Description of the task:
For the entries below, state how many lines include the string "JSON", and write nothing besides that number.

[Recorded data]
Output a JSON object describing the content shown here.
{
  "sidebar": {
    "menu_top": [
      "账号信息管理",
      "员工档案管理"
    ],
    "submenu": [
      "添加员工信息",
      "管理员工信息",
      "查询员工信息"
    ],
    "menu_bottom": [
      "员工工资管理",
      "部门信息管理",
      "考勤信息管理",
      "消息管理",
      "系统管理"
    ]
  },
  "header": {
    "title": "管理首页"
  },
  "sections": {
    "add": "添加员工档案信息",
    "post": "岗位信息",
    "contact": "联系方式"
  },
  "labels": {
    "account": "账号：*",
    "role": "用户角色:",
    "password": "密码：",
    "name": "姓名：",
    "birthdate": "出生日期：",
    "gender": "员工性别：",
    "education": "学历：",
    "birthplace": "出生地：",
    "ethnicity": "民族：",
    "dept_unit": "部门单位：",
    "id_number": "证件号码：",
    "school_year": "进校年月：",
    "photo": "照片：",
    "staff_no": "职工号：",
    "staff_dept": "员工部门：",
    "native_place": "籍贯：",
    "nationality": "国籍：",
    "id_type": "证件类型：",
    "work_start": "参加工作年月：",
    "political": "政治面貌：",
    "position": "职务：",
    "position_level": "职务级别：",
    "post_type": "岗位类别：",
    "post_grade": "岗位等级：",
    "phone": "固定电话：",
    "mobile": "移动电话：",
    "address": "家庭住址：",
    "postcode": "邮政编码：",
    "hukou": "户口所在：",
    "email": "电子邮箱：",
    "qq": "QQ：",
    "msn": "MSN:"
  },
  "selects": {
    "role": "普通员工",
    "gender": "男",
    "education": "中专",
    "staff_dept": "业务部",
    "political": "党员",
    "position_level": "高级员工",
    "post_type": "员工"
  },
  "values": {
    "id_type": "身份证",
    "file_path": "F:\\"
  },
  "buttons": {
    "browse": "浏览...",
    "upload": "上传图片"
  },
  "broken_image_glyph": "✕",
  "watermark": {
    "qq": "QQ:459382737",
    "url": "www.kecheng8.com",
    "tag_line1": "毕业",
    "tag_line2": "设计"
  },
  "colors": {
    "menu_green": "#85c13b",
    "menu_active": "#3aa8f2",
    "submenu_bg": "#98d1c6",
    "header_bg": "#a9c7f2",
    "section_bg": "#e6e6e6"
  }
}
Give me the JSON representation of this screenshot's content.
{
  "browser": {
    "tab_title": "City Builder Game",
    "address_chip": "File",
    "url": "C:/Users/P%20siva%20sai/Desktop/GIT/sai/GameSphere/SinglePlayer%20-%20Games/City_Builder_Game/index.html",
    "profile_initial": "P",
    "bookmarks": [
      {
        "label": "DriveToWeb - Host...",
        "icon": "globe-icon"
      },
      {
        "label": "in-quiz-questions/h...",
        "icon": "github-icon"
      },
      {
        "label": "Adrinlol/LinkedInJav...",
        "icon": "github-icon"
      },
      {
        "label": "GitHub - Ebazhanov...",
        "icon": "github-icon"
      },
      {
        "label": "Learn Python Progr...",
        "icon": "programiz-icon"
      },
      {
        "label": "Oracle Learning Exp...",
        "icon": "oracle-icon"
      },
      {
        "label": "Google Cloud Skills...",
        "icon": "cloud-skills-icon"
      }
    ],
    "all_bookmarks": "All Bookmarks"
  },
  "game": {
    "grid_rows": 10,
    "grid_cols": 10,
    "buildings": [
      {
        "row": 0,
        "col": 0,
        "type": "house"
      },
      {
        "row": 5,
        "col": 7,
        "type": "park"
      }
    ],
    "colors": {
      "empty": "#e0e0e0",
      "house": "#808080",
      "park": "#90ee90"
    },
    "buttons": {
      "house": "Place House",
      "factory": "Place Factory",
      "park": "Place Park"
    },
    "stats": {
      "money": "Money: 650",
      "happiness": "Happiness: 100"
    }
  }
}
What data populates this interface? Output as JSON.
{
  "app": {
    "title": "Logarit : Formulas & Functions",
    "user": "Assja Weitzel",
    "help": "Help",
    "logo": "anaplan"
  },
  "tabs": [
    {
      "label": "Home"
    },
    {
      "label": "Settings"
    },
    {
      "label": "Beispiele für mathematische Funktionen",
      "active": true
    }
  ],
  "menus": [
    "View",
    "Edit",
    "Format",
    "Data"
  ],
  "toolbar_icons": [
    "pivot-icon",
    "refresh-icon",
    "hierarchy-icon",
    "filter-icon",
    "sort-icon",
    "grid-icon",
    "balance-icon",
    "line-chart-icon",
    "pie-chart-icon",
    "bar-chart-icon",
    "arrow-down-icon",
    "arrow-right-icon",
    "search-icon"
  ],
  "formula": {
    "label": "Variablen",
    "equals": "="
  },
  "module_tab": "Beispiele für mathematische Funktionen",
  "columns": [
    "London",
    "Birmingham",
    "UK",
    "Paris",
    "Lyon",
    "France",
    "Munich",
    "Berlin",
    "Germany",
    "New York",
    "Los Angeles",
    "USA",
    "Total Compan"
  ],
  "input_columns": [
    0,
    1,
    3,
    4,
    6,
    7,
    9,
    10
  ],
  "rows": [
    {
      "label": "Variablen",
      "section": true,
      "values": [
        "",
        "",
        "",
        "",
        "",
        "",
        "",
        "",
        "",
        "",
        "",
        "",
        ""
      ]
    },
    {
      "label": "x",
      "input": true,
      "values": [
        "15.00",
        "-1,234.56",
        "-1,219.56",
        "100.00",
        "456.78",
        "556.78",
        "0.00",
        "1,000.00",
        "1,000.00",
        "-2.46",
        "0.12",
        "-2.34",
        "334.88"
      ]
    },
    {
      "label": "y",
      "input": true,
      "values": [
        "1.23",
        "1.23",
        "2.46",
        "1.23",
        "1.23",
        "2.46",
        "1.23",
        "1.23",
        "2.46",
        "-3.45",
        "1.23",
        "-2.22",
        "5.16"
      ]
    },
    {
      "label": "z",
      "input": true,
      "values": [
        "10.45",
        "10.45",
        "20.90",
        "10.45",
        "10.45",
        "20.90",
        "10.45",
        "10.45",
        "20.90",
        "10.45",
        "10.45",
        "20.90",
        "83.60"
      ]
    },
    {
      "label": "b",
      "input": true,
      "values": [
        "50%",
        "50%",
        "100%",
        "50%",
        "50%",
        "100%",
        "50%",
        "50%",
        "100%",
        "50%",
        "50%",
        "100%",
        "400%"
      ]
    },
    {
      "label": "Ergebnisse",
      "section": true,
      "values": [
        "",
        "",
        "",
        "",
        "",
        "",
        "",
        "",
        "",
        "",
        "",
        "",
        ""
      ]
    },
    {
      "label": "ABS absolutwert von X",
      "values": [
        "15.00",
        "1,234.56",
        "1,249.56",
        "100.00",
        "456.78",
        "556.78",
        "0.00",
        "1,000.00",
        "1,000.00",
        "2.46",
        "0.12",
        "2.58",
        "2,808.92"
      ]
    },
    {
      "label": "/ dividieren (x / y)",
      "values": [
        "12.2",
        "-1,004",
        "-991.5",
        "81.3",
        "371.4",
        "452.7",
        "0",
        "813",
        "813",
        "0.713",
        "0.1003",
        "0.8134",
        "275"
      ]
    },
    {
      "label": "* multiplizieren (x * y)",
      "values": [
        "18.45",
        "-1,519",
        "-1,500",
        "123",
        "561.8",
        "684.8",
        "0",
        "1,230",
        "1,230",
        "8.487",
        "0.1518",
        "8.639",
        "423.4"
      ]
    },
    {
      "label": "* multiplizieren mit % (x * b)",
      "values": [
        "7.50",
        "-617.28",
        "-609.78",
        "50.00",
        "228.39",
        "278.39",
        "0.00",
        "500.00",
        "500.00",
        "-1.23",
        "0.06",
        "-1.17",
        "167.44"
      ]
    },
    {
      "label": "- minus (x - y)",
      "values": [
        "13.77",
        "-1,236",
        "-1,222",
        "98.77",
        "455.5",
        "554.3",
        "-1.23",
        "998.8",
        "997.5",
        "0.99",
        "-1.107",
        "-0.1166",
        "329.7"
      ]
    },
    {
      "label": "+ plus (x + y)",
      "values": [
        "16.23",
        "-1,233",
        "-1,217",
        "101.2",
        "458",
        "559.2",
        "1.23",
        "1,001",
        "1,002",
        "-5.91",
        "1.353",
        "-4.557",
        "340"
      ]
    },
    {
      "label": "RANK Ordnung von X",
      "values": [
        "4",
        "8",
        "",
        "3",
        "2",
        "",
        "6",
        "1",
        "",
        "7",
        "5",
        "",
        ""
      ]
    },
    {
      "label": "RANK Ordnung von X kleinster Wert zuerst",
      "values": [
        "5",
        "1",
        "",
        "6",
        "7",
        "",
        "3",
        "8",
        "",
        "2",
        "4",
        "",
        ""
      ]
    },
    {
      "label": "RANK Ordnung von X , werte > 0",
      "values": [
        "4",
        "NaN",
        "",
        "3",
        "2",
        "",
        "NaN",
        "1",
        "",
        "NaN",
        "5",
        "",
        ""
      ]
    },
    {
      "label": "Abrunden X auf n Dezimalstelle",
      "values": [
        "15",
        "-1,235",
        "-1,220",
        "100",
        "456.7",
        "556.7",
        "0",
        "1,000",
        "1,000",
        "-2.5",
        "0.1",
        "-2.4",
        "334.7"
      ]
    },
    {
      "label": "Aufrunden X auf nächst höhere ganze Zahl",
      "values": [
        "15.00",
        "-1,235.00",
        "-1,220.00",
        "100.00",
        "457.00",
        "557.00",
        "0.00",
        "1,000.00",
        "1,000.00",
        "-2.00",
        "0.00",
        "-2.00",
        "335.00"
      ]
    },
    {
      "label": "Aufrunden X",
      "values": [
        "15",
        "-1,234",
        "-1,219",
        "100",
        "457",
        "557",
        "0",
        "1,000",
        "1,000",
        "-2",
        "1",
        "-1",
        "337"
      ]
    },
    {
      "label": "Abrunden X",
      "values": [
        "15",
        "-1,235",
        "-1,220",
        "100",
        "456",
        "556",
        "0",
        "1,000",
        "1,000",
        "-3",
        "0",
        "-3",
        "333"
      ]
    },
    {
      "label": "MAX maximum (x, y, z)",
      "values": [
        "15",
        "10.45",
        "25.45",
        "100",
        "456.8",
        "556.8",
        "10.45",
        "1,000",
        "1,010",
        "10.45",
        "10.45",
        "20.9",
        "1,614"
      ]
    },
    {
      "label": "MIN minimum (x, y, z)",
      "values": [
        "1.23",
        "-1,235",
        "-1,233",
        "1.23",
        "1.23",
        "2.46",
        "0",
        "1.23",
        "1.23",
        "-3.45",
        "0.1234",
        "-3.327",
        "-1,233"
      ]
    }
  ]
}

Worked solution:
3